PROBLEM TO WORK ON =>
Your answer consists of the lines in the data that contain "author". Copy each of them.
------------------------------
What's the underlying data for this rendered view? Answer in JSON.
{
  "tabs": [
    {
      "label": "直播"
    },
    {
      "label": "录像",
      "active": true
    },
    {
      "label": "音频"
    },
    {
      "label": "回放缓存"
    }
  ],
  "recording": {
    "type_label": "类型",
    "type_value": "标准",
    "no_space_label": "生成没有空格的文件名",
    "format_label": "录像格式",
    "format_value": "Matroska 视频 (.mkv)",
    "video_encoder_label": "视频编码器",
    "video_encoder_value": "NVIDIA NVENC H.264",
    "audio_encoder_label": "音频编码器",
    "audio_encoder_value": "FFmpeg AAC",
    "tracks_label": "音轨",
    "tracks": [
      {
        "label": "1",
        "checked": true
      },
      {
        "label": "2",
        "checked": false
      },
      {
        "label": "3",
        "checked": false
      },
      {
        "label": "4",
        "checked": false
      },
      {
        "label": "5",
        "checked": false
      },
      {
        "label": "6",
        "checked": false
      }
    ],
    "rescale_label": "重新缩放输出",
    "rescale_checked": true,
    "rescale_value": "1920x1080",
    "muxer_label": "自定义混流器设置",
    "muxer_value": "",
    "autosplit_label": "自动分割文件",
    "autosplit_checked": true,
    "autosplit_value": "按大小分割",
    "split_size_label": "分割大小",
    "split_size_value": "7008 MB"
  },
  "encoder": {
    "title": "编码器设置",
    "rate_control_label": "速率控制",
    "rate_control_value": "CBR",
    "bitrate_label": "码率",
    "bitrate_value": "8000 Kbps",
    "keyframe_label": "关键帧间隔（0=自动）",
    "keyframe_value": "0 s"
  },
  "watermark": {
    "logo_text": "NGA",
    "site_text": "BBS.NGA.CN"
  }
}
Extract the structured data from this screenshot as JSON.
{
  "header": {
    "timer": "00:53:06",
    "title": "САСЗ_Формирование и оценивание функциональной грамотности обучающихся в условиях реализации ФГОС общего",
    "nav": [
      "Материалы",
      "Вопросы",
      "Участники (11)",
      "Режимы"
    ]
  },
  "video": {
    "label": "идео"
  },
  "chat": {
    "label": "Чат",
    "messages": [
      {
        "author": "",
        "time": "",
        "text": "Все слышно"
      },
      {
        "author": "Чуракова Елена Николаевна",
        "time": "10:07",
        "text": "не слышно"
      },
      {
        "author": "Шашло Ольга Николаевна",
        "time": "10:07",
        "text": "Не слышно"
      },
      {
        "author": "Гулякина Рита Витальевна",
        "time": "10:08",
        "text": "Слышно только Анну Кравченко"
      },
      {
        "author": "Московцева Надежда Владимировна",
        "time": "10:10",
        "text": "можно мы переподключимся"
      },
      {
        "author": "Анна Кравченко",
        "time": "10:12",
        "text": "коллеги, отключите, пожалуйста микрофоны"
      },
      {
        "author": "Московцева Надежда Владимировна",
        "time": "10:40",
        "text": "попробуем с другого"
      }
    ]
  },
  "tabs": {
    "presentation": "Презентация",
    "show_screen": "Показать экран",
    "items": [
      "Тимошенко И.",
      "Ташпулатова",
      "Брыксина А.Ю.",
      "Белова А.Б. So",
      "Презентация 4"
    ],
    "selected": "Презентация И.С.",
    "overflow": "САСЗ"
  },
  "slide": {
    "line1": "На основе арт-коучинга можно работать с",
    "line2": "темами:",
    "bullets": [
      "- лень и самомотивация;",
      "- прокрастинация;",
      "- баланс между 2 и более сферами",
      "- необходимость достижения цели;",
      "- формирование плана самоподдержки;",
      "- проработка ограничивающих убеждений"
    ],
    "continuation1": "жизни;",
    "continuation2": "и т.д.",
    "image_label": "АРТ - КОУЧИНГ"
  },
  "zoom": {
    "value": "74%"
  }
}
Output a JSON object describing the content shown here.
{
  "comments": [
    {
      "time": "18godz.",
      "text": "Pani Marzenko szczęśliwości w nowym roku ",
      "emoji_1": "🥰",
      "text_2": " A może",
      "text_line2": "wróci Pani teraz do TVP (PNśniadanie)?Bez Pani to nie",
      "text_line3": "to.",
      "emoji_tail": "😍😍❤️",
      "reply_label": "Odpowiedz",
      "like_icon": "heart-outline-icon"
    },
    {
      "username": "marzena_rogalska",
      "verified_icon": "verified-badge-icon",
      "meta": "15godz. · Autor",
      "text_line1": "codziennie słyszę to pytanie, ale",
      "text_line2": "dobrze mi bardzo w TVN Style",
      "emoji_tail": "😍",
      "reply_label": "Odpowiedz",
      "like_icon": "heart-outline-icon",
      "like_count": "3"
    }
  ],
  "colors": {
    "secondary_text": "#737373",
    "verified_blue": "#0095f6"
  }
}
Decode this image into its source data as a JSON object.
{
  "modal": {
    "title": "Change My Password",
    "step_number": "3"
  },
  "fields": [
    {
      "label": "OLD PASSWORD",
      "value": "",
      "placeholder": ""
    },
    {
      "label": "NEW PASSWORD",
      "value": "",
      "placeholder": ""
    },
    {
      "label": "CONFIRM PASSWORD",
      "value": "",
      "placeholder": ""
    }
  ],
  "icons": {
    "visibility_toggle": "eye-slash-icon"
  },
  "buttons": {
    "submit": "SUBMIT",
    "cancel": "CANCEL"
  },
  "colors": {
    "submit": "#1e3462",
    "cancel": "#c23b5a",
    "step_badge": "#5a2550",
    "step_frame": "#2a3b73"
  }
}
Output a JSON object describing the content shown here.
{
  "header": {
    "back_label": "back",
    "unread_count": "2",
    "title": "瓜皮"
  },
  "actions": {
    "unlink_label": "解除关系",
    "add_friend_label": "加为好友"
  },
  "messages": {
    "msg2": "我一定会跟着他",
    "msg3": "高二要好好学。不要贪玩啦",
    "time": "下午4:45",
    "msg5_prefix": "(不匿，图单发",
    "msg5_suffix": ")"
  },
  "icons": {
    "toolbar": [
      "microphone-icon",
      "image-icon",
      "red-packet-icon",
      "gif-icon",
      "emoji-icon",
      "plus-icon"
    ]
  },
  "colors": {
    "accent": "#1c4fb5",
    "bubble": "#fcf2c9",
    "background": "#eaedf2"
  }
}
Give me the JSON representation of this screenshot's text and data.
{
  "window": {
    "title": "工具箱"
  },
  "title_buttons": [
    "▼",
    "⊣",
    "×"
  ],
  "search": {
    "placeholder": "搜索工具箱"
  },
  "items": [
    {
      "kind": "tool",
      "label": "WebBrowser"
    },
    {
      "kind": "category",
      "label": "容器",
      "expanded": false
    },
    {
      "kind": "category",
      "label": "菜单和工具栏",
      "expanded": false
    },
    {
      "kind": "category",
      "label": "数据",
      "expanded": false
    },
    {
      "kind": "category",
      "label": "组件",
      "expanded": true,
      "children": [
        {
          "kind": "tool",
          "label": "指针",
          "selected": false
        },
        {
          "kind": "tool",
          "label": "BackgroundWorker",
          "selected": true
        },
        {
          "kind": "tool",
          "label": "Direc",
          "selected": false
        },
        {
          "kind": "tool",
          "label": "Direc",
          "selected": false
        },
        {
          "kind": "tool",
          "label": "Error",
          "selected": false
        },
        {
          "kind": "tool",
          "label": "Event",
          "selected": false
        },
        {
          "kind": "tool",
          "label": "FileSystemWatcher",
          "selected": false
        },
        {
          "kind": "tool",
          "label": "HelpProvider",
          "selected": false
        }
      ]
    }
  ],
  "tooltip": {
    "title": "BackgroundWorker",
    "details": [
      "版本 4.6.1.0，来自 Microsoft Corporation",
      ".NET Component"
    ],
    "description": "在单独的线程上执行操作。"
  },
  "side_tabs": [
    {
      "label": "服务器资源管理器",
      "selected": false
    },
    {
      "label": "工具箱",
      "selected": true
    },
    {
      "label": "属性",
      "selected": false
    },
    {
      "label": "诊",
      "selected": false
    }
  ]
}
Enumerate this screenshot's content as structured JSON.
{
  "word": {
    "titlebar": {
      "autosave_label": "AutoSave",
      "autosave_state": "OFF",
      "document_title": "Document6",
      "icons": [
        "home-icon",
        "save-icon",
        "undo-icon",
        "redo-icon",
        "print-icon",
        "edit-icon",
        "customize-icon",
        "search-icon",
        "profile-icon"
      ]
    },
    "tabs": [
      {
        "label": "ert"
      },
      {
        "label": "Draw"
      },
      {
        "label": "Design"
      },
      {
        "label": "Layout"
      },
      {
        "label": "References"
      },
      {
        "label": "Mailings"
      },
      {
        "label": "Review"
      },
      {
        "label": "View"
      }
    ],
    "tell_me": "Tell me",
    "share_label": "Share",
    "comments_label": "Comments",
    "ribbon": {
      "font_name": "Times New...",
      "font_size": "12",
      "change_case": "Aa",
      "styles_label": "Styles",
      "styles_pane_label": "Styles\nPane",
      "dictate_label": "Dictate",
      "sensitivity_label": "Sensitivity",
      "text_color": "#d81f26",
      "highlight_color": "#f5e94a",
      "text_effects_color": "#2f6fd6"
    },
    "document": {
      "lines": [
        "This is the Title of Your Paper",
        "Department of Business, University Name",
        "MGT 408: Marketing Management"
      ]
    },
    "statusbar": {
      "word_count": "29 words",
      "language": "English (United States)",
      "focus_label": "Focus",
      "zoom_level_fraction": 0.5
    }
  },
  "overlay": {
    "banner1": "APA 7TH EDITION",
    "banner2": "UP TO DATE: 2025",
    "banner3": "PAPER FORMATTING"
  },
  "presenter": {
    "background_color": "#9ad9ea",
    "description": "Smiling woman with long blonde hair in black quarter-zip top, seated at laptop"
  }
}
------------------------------
THE ANSWER =>
        "author": "",
        "author": "Чуракова Елена Николаевна",
        "author": "Шашло Ольга Николаевна",
        "author": "Гулякина Рита Витальевна",
        "author": "Московцева Надежда Владимировна",
        "author": "Анна Кравченко",
        "author": "Московцева Надежда Владимировна",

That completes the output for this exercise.